▸ Work to be completed:
The answer should be every line below, repeated exactly, with the images left out.

+-------+

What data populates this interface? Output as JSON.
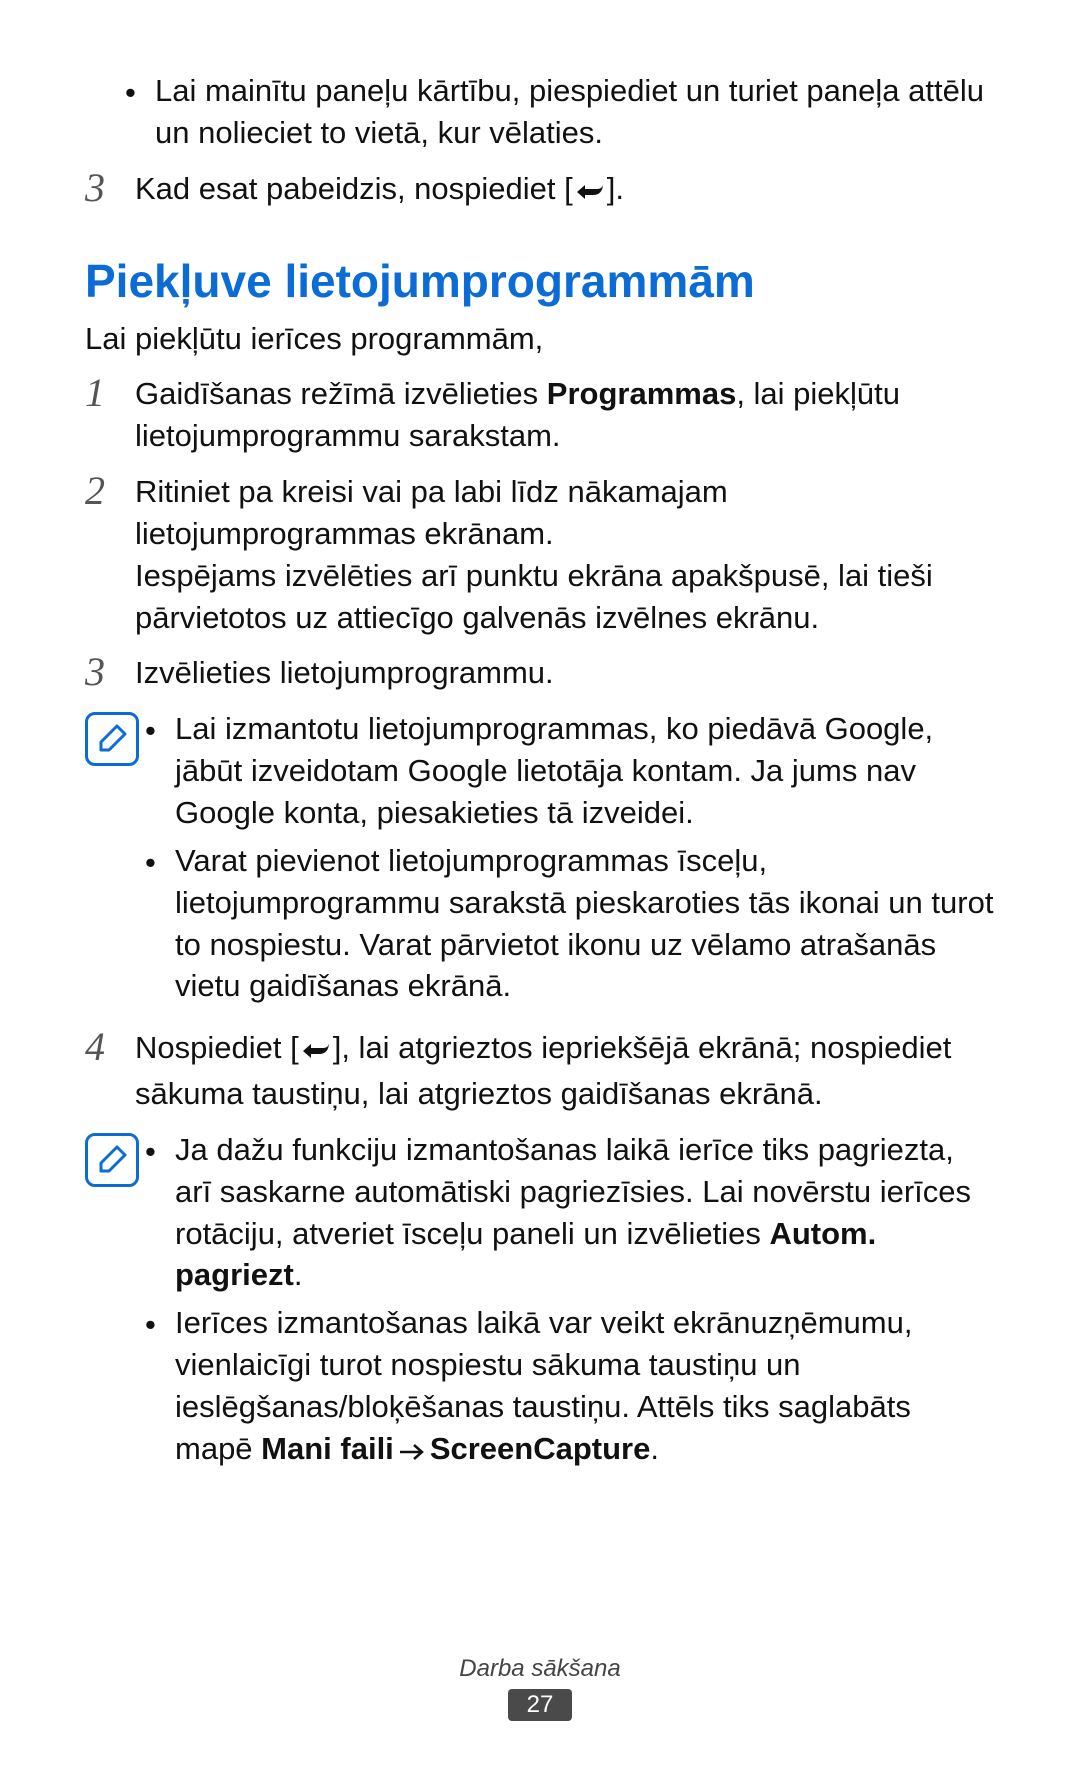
{
  "page": {
    "top_bullet": "Lai mainītu paneļu kārtību, piespiediet un turiet paneļa attēlu un nolieciet to vietā, kur vēlaties.",
    "step3_top_a": "Kad esat pabeidzis, nospiediet [",
    "step3_top_b": "].",
    "section_title": "Piekļuve lietojumprogrammām",
    "intro": "Lai piekļūtu ierīces programmām,",
    "step1_a": "Gaidīšanas režīmā izvēlieties ",
    "step1_bold": "Programmas",
    "step1_b": ", lai piekļūtu lietojumprogrammu sarakstam.",
    "step2_p1": "Ritiniet pa kreisi vai pa labi līdz nākamajam lietojumprogrammas ekrānam.",
    "step2_p2": "Iespējams izvēlēties arī punktu ekrāna apakšpusē, lai tieši pārvietotos uz attiecīgo galvenās izvēlnes ekrānu.",
    "step3b": "Izvēlieties lietojumprogrammu.",
    "note1_b1": "Lai izmantotu lietojumprogrammas, ko piedāvā Google, jābūt izveidotam Google lietotāja kontam. Ja jums nav Google konta, piesakieties tā izveidei.",
    "note1_b2": "Varat pievienot lietojumprogrammas īsceļu, lietojumprogrammu sarakstā pieskaroties tās ikonai un turot to nospiestu. Varat pārvietot ikonu uz vēlamo atrašanās vietu gaidīšanas ekrānā.",
    "step4_a": "Nospiediet [",
    "step4_b": "], lai atgrieztos iepriekšējā ekrānā; nospiediet sākuma taustiņu, lai atgrieztos gaidīšanas ekrānā.",
    "note2_b1_a": "Ja dažu funkciju izmantošanas laikā ierīce tiks pagriezta, arī saskarne automātiski pagriezīsies. Lai novērstu ierīces rotāciju, atveriet īsceļu paneli un izvēlieties ",
    "note2_b1_bold": "Autom. pagriezt",
    "note2_b1_b": ".",
    "note2_b2_a": "Ierīces izmantošanas laikā var veikt ekrānuzņēmumu, vienlaicīgi turot nospiestu sākuma taustiņu un ieslēgšanas/bloķēšanas taustiņu. Attēls tiks saglabāts mapē ",
    "note2_b2_bold1": "Mani faili",
    "note2_b2_bold2": "ScreenCapture",
    "note2_b2_b": "."
  },
  "nums": {
    "n1": "1",
    "n2": "2",
    "n3": "3",
    "n4": "4"
  },
  "footer": {
    "section": "Darba sākšana",
    "page": "27"
  }
}
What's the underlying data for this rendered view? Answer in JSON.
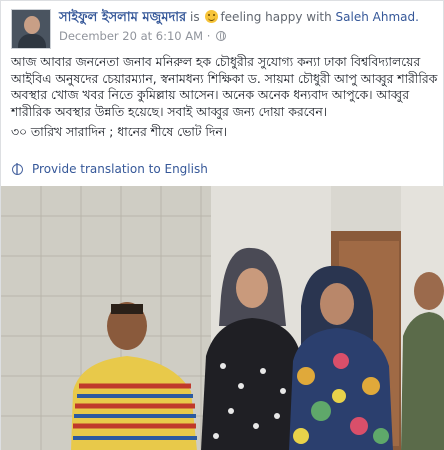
{
  "post": {
    "author": "সাইফুল ইসলাম মজুমদার",
    "is_text": "is",
    "feeling_text": "feeling happy with",
    "tagged_friend": "Saleh Ahmad.",
    "timestamp": "December 20 at 6:10 AM",
    "separator": "·",
    "paragraph1": "আজ আবার জননেতা জনাব মনিরুল হক চৌধুরীর সুযোগ্য কন্যা ঢাকা বিশ্ববিদ্যালয়ের আইবিএ অনুষদের চেয়ারম্যান, স্বনামধন্য শিক্ষিকা ড. সায়মা চৌধুরী আপু আব্বুর শারীরিক অবস্থার খোজ খবর নিতে কুমিল্লায় আসেন। অনেক অনেক ধন্যবাদ আপুকে। আব্বুর শারীরিক অবস্থার উন্নতি হয়েছে। সবাই আব্বুর জন্য দোয়া করবেন।",
    "paragraph2": "৩০ তারিখ সারাদিন ; ধানের শীষে ভোট দিন।",
    "translate_label": "Provide translation to English"
  },
  "icons": {
    "feeling": "smiley-face-icon",
    "audience": "globe-icon",
    "translate": "globe-translate-icon"
  },
  "colors": {
    "link": "#365899",
    "meta": "#90949c",
    "text": "#1d2129"
  }
}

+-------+

▸ Exercise response:
What data populates this interface? Output as JSON.
{
  "page": {
    "top_bullet": "Lai mainītu paneļu kārtību, piespiediet un turiet paneļa attēlu un nolieciet to vietā, kur vēlaties.",
    "step3_top_a": "Kad esat pabeidzis, nospiediet [",
    "step3_top_b": "].",
    "section_title": "Piekļuve lietojumprogrammām",
    "intro": "Lai piekļūtu ierīces programmām,",
    "step1_a": "Gaidīšanas režīmā izvēlieties ",
    "step1_bold": "Programmas",
    "step1_b": ", lai piekļūtu lietojumprogrammu sarakstam.",
    "step2_p1": "Ritiniet pa kreisi vai pa labi līdz nākamajam lietojumprogrammas ekrānam.",
    "step2_p2": "Iespējams izvēlēties arī punktu ekrāna apakšpusē, lai tieši pārvietotos uz attiecīgo galvenās izvēlnes ekrānu.",
    "step3b": "Izvēlieties lietojumprogrammu.",
    "note1_b1": "Lai izmantotu lietojumprogrammas, ko piedāvā Google, jābūt izveidotam Google lietotāja kontam. Ja jums nav Google konta, piesakieties tā izveidei.",
    "note1_b2": "Varat pievienot lietojumprogrammas īsceļu, lietojumprogrammu sarakstā pieskaroties tās ikonai un turot to nospiestu. Varat pārvietot ikonu uz vēlamo atrašanās vietu gaidīšanas ekrānā.",
    "step4_a": "Nospiediet [",
    "step4_b": "], lai atgrieztos iepriekšējā ekrānā; nospiediet sākuma taustiņu, lai atgrieztos gaidīšanas ekrānā.",
    "note2_b1_a": "Ja dažu funkciju izmantošanas laikā ierīce tiks pagriezta, arī saskarne automātiski pagriezīsies. Lai novērstu ierīces rotāciju, atveriet īsceļu paneli un izvēlieties ",
    "note2_b1_bold": "Autom. pagriezt",
    "note2_b1_b": ".",
    "note2_b2_a": "Ierīces izmantošanas laikā var veikt ekrānuzņēmumu, vienlaicīgi turot nospiestu sākuma taustiņu un ieslēgšanas/bloķēšanas taustiņu. Attēls tiks saglabāts mapē ",
    "note2_b2_bold1": "Mani faili",
    "note2_b2_bold2": "ScreenCapture",
    "note2_b2_b": "."
  },
  "nums": {
    "n1": "1",
    "n2": "2",
    "n3": "3",
    "n4": "4"
  },
  "footer": {
    "section": "Darba sākšana",
    "page": "27"
  }
}
What's the underlying data for this rendered view? Answer in JSON.
{
  "post": {
    "author": "সাইফুল ইসলাম মজুমদার",
    "is_text": "is",
    "feeling_text": "feeling happy with",
    "tagged_friend": "Saleh Ahmad.",
    "timestamp": "December 20 at 6:10 AM",
    "separator": "·",
    "paragraph1": "আজ আবার জননেতা জনাব মনিরুল হক চৌধুরীর সুযোগ্য কন্যা ঢাকা বিশ্ববিদ্যালয়ের আইবিএ অনুষদের চেয়ারম্যান, স্বনামধন্য শিক্ষিকা ড. সায়মা চৌধুরী আপু আব্বুর শারীরিক অবস্থার খোজ খবর নিতে কুমিল্লায় আসেন। অনেক অনেক ধন্যবাদ আপুকে। আব্বুর শারীরিক অবস্থার উন্নতি হয়েছে। সবাই আব্বুর জন্য দোয়া করবেন।",
    "paragraph2": "৩০ তারিখ সারাদিন ; ধানের শীষে ভোট দিন।",
    "translate_label": "Provide translation to English"
  },
  "icons": {
    "feeling": "smiley-face-icon",
    "audience": "globe-icon",
    "translate": "globe-translate-icon"
  },
  "colors": {
    "link": "#365899",
    "meta": "#90949c",
    "text": "#1d2129"
  }
}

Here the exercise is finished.